(Entries from a dataset of interfaces)
%%

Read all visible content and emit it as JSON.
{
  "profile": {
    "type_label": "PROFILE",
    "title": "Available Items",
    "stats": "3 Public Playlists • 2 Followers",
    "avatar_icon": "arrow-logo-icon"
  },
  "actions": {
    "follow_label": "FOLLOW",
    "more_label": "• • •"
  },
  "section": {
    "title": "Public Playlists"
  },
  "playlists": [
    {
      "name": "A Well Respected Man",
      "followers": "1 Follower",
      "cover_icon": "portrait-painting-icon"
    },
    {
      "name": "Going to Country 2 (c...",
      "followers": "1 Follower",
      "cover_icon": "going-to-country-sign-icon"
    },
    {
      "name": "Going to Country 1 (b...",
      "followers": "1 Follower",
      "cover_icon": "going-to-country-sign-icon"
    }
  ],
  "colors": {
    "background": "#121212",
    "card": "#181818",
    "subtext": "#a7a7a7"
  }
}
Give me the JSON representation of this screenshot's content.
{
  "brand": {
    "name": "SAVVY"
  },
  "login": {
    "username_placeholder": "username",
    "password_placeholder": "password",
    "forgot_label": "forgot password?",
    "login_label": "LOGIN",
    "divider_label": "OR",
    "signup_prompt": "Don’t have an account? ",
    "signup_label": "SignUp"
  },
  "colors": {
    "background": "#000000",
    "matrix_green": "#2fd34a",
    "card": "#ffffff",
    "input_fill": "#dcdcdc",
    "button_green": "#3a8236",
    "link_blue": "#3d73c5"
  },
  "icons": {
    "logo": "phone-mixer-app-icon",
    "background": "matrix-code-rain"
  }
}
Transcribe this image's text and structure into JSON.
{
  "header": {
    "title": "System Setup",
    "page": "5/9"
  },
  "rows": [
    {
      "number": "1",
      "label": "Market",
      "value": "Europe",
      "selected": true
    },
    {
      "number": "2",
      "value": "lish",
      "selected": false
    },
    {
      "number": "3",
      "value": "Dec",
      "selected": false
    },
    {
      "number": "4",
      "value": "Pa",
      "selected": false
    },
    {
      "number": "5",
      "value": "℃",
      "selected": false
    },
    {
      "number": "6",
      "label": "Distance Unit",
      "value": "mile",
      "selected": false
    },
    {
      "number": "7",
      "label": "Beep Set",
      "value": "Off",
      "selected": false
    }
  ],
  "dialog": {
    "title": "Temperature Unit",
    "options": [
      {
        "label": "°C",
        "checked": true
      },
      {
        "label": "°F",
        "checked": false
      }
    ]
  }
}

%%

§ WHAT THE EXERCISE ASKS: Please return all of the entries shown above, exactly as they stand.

§ ANSWER TO THIS PROBLEM:
Read all visible content and emit it as JSON.
{
  "profile": {
    "type_label": "PROFILE",
    "title": "Available Items",
    "stats": "3 Public Playlists • 2 Followers",
    "avatar_icon": "arrow-logo-icon"
  },
  "actions": {
    "follow_label": "FOLLOW",
    "more_label": "• • •"
  },
  "section": {
    "title": "Public Playlists"
  },
  "playlists": [
    {
      "name": "A Well Respected Man",
      "followers": "1 Follower",
      "cover_icon": "portrait-painting-icon"
    },
    {
      "name": "Going to Country 2 (c...",
      "followers": "1 Follower",
      "cover_icon": "going-to-country-sign-icon"
    },
    {
      "name": "Going to Country 1 (b...",
      "followers": "1 Follower",
      "cover_icon": "going-to-country-sign-icon"
    }
  ],
  "colors": {
    "background": "#121212",
    "card": "#181818",
    "subtext": "#a7a7a7"
  }
}
Give me the JSON representation of this screenshot's content.
{
  "brand": {
    "name": "SAVVY"
  },
  "login": {
    "username_placeholder": "username",
    "password_placeholder": "password",
    "forgot_label": "forgot password?",
    "login_label": "LOGIN",
    "divider_label": "OR",
    "signup_prompt": "Don’t have an account? ",
    "signup_label": "SignUp"
  },
  "colors": {
    "background": "#000000",
    "matrix_green": "#2fd34a",
    "card": "#ffffff",
    "input_fill": "#dcdcdc",
    "button_green": "#3a8236",
    "link_blue": "#3d73c5"
  },
  "icons": {
    "logo": "phone-mixer-app-icon",
    "background": "matrix-code-rain"
  }
}
Transcribe this image's text and structure into JSON.
{
  "header": {
    "title": "System Setup",
    "page": "5/9"
  },
  "rows": [
    {
      "number": "1",
      "label": "Market",
      "value": "Europe",
      "selected": true
    },
    {
      "number": "2",
      "value": "lish",
      "selected": false
    },
    {
      "number": "3",
      "value": "Dec",
      "selected": false
    },
    {
      "number": "4",
      "value": "Pa",
      "selected": false
    },
    {
      "number": "5",
      "value": "℃",
      "selected": false
    },
    {
      "number": "6",
      "label": "Distance Unit",
      "value": "mile",
      "selected": false
    },
    {
      "number": "7",
      "label": "Beep Set",
      "value": "Off",
      "selected": false
    }
  ],
  "dialog": {
    "title": "Temperature Unit",
    "options": [
      {
        "label": "°C",
        "checked": true
      },
      {
        "label": "°F",
        "checked": false
      }
    ]
  }
}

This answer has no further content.